drdwilcox.com - living a principled life

About Dr. Wilcox

Dr. Wilcox was raised in northwest Ohio until his family moved to Phoenix in the late 80's. After graduating high school, he attended Oral Roberts University, receiving his B.A. in New Testament Literature and B.S. in Computer Science in 1986. After completing his degrees, he lived variously in San Antonio and St. Louis for the next 8 years before moving back to Phoenix in 1995. During this time, he completed his M.Sc. and D.Sc. (both in Computer Science) from Washington University in St. Louis. Don is married to Bethany Wilcox, a psychotherapist, and has 2 sons and 3 daughters.

Don has worked for himself as a software consultant, starting 2 different and successful companies along the way. He also served on the staff of a medium-sized church in the Phoenix area for a little more than a decade. He is the founder and sole developer for mypeoplematter, a software complany that provides web-based church management software designed primarily for smaller churches.

Currently, Don works for BillingTree (http://mybillingtree.com), a payment processing company in Phoenix. Don has been at BillingTree since 2014, serving in various roles as an Architect, Software Quality Assurance team lead, and now as the Senior Director of Software Engineering, leading his team in building a state-of-the-art payment processing platform.

Don's interests are as varied as his career. In addition to computers and Christian ministry, Don reads extensively on subjects ranging from Physics to Economics to Politics. This background is evident when he teaches, as his lectures are multi-disciplinary and sure to provide his listeners with more than just what they came for.

What's with the tree?

The tree is a symbol of the way Don tries to integrate his life, basing it on core principles. Just as the life of the tree is ultimately dependent on the roots and the trunk, Don approaches every subject from the same set of core principles that inform all of his life.

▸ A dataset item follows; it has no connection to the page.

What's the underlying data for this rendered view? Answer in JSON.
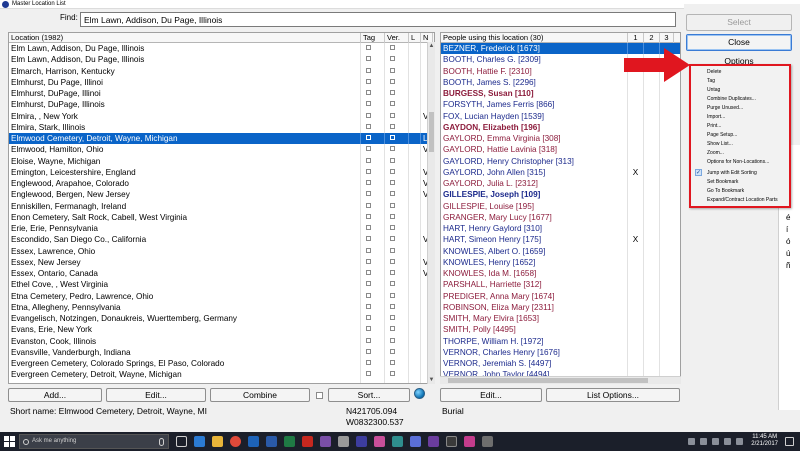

As new ideas or new information come along, they must be grafted into the tree in an appropriate place, with the correct relationships established between the old and the new. If a new idea does not fit, it must be examined to determine whether the information is mis-understood or mis-interpreted. Because the core principles are foundational and well-established, there is no other option. This holistic view provides a unity of perspective that few other lecturers provide.

What about God?

It might seem strange the there is no mention of God, given that Don is a fervent believer. Interestingly enough, Don's core principles can easily be summed up in the statement "The God of the Bible is real." However, such a core principle is problematic in several ways. First, it admits to too many interpretations to be very useful. The exact nature of the God of the Bible is a subject of great debate; starting in such a quagmire would not be helpful. Second, starting with God makes discussion with those who disagree (be they atheist, agnostic, or of another faith) more difficult. By starting with more generic principles, more people can enter the discussion.

However, whether we start with God or not, He will show up very quickly. Don believes, and demonstrates in his writings and lectures, that the God of the Bible, is an obvious and immediate consequence of his core principles.